The Arcade Catastrophe, by Brandon Mull

2012 Book 171: The Arcade Catastrophe, by Brandon Mull

Reason for reading: This is a sequel to a book I loved – The Candy Shop War. Plus, I’ve read all of Mull’s books, so I can’t stop now, can I? This book counts for California in my Around the World Challenge. It’s this week’s review for Read and Review Hop, hosted by Anya from On Starships and Dragonwings.

Review
Nate, Summer, Pigeon, and Trevor believe that things have calmed down since the wicked plans of Belinda White were foiled last year. But when they find out that Jonas White, Belinda’s brother, is running a suspicious Arcade in the area the kids are plunged into a new adventure. Because magicians can MAKE magic, but can’t actually USE it (and because they’re only safe from magical attack if they’re in a magical sanctuary – so they’re not often mobile), they use magical candy to recruit kids to do all their dirty work. Nate and his friends must use magical powers provided by the Magician/Candyman Mr. Stott to infiltrate White’s team. White sends them on a wild and magical treasure hunt for a dangerous artifact. How can the kids keep undercover without providing White unimaginable power? How can they keep such a huge secret from Lindy Stott? 
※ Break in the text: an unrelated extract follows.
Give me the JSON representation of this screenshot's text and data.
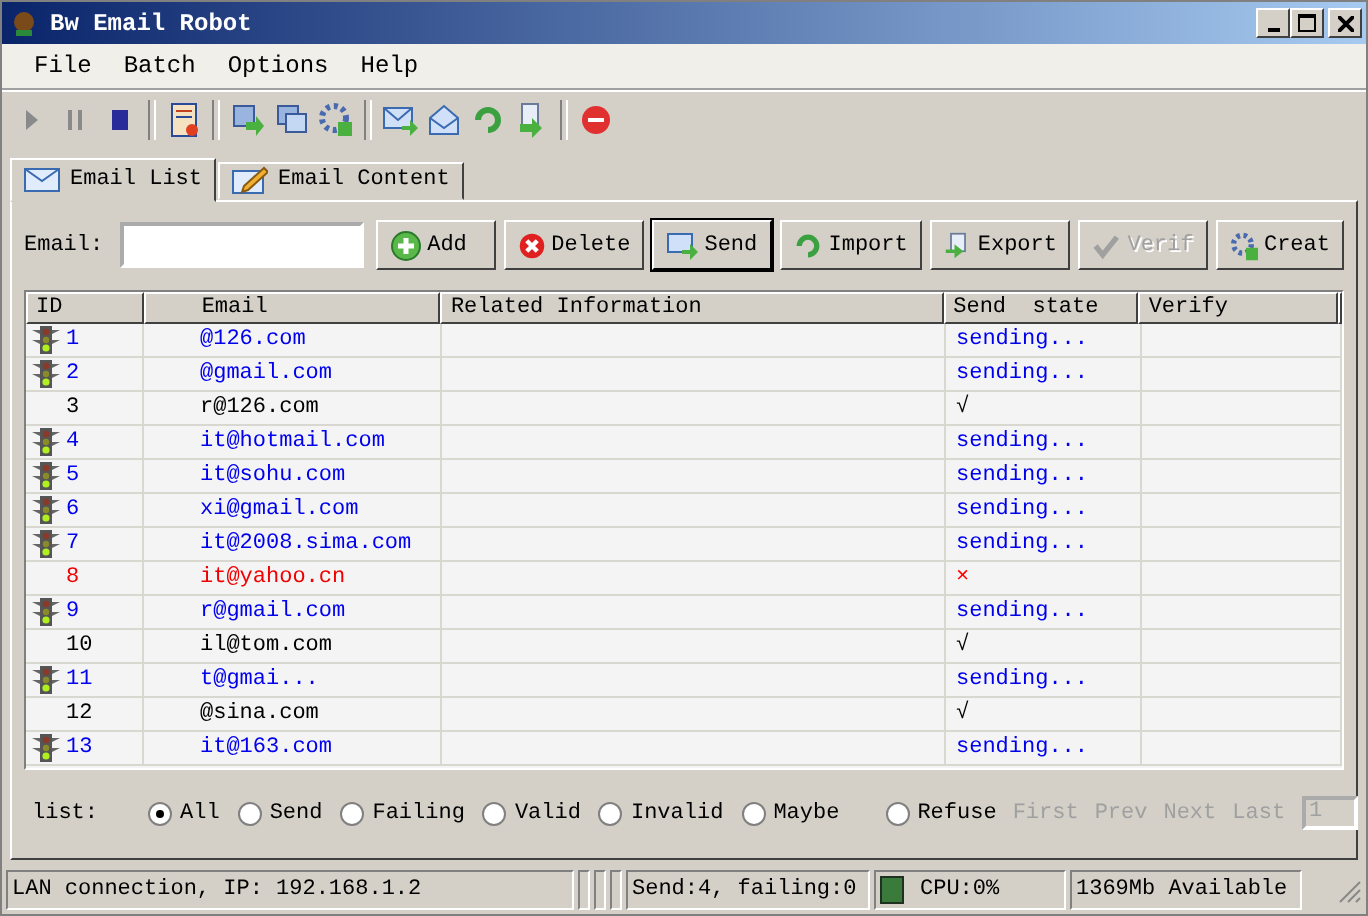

Mull intended The Candy Shop War to be a standalone book, but because people kept asking for a sequel, he delivered. And you know what? I’m pretty sure it was better than the first book! Mull’s writing has developed quite a bit since he wrote The Candy Shop War. This book has adventure, humor, and good characters. It was a delight to read. I had a hard time putting it down. Originally, I was skeptical because I’m a fan of keeping standalone books standalone, but I’m really happy Mull wrote this book and I’m eager for the following one. 😀 These books are aimed at a slightly younger crowd than the standard YA book…I’d say they’re appropriate for 11-year-olds, but could be enjoyed by kids (and adults) of other ages too.